That’s also why it’s difficult to glean a policy agenda from the assorted essays. Petrilli and Finn, the book’s editors, warn that conservative education policy thinking must mean something more than persistent cheerleading for school choice. There’s a real need for some sort of new, more complete vision. In early July, the pandemic slowly forced schools across the country to announce that they’d be moving the 2020–21 school year online. In response, Secretary DeVos demanded that they reopen for in-person instruction and threatened to effectively voucherize their federal funding by sending it instead to families—who could then use it to pay tuition at a private school willing to risk reopening its campus. That is, 2020 was the year when the country’s preeminent conservative education leader proposed expanding school choice as a policy response to a crippling global health and economic crisis.

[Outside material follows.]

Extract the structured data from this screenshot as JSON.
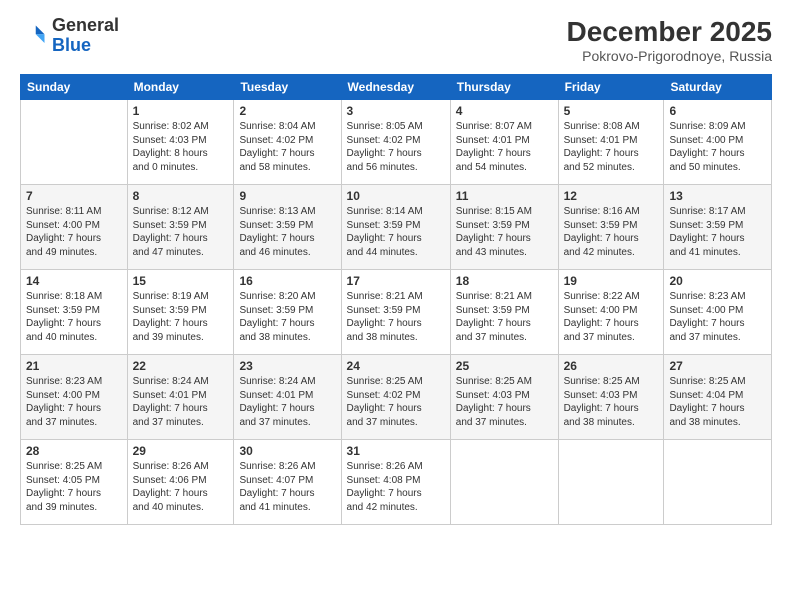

The current crisis clearly won’t be solved by a national voucher scheme, but public education also won’t be smoothly restored by a return to the inequitable pre-pandemic status quo. Many children—particularly those from historically marginalized backgrounds—are suffering significant lost learning from the prolonged school closures. Reopening schools would help—if the pandemic were to significantly recede—but it would also be expensive at a moment when states’ education budgets are collapsing with the economy. We should take this opportunity, before school does start to get back to normal, to focus on articulating clearer education policy thinking across the political spectrum.
This is likely to be a moment for fundamentally rethinking how we fund, staff, run, and measure public schools. Progressives are increasingly flagging longstanding school funding gaps and segregationist school enrollment policies as key areas where public education must become fairer and better. States will be relying on federal relief to support their response—national leaders should use that as leverage to insist that states do more to build equitable access to well-funded, high-quality public education for all children.
Meanwhile, beyond DeVos’s wholesale commitment to school choice, the future of conservative education thinking is less clear if this book is any indication. How to Educate an American isn’t actually organized around developing a new conservative education platform. It’s about tribal solidarity—defined primarily by drawing boundaries and establishing the unworthiness of opponents. While it makes a few efforts to sketch new policy reforms, there’s little apparent consensus. For instance, Bennett’s chapter suggests that states should begin drafting “standards in all core subjects where such standards do not yet exist,” which flies in the face of several other chapters’ warnings about how previous efforts at standardizing math and literacy content led to weak instruction and student disengagement.
In How to Educate an American, progressives get owned to embolden conservatives. Despite the contributors’ Never Trumpian self-image, that type of vision has plenty in common with the current leader of the Republican Party. Perhaps the President isn’t such an aberration from movement conservatism after all?